Your instructions: Within the records, say how many lines include the word "UserSignature"; the answer should be the number and no more.

====== Input data ======

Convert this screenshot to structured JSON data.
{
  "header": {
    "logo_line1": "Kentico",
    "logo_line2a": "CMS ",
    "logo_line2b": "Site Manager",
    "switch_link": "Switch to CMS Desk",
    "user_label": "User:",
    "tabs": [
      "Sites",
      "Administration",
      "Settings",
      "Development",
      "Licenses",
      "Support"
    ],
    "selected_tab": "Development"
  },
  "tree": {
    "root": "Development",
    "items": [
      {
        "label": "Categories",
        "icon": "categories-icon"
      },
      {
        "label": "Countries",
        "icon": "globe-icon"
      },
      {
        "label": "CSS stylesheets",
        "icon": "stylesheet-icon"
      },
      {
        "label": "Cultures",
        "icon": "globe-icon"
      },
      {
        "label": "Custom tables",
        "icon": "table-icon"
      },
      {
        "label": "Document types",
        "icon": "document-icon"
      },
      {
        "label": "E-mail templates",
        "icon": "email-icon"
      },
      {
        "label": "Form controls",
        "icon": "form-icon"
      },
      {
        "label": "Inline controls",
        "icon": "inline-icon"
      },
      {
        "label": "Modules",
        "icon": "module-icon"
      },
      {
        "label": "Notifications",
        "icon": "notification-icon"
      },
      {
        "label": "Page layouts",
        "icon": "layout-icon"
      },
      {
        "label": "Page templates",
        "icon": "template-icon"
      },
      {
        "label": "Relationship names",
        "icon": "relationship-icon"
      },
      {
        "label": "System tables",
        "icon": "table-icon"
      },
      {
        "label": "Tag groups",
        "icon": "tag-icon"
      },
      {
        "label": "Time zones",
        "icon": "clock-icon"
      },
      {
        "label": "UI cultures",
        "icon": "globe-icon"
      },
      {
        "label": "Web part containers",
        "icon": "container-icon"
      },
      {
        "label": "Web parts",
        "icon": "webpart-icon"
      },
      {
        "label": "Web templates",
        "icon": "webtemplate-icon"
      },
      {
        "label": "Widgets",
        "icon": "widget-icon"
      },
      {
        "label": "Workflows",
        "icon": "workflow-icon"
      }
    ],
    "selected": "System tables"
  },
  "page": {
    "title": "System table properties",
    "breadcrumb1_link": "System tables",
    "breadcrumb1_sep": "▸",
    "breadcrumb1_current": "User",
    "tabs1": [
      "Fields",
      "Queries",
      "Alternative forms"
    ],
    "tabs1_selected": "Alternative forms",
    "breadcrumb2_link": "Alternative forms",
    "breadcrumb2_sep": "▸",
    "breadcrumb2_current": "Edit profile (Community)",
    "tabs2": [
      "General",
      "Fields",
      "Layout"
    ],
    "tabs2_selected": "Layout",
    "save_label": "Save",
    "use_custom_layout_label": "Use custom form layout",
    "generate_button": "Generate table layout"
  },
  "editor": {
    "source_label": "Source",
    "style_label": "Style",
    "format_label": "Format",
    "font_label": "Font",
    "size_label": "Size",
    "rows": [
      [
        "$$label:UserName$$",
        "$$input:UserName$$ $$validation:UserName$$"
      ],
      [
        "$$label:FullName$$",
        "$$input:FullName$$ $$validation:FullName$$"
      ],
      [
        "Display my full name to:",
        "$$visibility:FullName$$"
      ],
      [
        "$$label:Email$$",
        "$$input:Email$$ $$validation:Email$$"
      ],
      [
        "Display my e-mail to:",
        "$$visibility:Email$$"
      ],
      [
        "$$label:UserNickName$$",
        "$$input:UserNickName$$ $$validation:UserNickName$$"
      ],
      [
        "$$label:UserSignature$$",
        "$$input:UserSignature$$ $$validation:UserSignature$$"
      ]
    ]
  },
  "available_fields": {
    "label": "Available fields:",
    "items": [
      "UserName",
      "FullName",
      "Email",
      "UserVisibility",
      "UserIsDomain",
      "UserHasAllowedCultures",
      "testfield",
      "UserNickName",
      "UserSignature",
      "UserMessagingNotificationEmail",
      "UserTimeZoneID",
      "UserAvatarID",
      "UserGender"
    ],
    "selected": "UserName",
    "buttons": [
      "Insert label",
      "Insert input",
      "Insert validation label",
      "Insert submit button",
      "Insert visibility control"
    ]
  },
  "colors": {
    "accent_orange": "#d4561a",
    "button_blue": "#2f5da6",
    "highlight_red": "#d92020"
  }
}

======
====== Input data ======

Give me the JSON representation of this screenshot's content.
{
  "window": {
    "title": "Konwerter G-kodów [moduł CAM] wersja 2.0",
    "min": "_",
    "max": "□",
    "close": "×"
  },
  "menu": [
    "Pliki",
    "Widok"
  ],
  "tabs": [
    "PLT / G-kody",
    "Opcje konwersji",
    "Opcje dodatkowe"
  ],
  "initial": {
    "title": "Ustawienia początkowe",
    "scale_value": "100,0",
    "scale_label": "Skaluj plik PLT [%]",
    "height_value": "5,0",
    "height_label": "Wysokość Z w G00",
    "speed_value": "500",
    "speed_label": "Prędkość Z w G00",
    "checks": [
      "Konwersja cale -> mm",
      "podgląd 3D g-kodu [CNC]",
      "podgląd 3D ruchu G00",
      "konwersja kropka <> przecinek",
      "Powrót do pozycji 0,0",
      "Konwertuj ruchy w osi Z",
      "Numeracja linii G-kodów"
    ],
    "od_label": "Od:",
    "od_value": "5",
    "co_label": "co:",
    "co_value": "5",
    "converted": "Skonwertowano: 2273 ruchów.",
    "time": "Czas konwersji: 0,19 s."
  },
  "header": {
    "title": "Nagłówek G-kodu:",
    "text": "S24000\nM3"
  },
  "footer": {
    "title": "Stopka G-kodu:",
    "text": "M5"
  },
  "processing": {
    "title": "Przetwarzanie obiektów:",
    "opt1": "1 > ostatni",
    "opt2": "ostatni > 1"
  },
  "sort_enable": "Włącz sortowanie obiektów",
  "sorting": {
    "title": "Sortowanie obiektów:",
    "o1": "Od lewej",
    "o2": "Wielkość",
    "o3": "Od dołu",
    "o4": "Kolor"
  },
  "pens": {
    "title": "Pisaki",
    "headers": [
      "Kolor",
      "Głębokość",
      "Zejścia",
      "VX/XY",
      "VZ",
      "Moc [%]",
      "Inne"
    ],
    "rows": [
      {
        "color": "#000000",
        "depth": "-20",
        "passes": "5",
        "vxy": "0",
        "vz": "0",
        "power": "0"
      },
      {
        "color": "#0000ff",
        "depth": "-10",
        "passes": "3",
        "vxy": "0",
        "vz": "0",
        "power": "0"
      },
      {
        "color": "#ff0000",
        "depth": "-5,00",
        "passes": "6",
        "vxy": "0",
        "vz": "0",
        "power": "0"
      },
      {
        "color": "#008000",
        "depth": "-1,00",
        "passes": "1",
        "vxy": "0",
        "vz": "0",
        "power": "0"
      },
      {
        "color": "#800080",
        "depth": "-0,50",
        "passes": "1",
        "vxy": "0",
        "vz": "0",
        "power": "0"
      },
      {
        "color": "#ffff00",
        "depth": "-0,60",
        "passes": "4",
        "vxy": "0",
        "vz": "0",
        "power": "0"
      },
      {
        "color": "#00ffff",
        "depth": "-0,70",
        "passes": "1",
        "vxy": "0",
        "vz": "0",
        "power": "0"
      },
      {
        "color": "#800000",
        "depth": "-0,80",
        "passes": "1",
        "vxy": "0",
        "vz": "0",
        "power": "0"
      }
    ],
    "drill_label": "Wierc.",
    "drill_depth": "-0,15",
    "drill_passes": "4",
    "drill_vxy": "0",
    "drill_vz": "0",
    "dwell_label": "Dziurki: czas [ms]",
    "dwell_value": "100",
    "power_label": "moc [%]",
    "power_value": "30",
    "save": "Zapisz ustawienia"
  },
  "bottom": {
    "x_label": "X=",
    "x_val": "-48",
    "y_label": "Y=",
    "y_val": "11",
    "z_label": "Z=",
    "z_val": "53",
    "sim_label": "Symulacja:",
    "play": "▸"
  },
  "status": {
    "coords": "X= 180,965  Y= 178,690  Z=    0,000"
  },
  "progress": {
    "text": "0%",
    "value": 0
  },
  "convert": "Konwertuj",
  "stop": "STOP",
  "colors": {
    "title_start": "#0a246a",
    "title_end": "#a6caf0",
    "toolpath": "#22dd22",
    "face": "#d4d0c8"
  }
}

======
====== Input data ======

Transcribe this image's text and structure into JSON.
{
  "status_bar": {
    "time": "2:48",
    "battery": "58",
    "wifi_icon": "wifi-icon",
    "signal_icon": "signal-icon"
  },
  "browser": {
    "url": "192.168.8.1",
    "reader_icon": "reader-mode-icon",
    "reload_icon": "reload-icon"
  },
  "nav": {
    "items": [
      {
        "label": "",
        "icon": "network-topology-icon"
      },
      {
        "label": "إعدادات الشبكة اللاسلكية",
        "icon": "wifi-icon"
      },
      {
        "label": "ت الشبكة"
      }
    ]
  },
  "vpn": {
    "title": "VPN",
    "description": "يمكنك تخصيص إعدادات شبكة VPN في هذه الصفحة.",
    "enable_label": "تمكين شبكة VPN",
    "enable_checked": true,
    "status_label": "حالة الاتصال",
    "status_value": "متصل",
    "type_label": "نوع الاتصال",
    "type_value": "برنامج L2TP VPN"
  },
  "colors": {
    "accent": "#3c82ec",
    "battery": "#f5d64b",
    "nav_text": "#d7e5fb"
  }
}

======

Response to the task: 3